where there is a post-office. The falls will admit of extensive water-works, and the country around them consists of a rich soil. Two miles below the falls, Point river has washed away the side of a hill that bordered on the bank, which has exposed to view a great variety of fossils. The hill, which is supposed to be nearly 400 feet high, seems to consist principally of lamina of slate stone. These lamina appear to be cemented together by allum and copperas, which is melted and runs out by the heat of the sun. It is collected by the inhabitants and applied to common use. There are round lumps of a mineral substance, from the size of a turkey's egg to that of a large common ball, frequently rolling down, which appear to contain sulphur, lead, and copper. In the vicinity of Point river, which runs into the Scioto, are a great variety of ochres and pigments of different colours, as well as minerals, which would afford an ample field for the investigation of the mineralogists. Many sulphur springs gush out from the hills in the neighbourhood of this river.

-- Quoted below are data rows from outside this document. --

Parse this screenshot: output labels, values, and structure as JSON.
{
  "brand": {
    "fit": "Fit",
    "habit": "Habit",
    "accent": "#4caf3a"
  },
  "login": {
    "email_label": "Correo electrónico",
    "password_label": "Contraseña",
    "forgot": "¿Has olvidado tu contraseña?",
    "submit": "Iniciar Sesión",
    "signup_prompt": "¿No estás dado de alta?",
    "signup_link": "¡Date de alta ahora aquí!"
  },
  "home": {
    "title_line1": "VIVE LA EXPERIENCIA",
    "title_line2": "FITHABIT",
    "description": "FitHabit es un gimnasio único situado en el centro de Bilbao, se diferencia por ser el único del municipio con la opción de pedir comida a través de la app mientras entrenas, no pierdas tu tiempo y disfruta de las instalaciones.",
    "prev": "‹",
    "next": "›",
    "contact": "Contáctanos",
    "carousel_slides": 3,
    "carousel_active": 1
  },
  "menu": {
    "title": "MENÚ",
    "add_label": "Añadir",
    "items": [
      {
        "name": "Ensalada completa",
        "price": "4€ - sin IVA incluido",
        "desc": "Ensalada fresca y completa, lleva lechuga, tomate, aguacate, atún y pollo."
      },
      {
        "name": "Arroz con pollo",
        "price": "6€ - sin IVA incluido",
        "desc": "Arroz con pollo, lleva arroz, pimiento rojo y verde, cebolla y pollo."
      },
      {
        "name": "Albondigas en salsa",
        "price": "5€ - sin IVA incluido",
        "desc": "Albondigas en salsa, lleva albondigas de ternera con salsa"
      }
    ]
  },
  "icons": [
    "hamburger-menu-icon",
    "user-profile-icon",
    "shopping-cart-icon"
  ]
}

South of the State road, and between Point and the Ohio, is a large range of steep hills, called the Sunfish Hills, from a stream of that name which drains them and discharges itself into the Ohio. They are about forty miles wide from Point to the Ohio, and about sixty miles long from the Scioto to the Little Miami. The greater part of these hills are so steep and broken that no settlements can be made upon therm But in those parts of them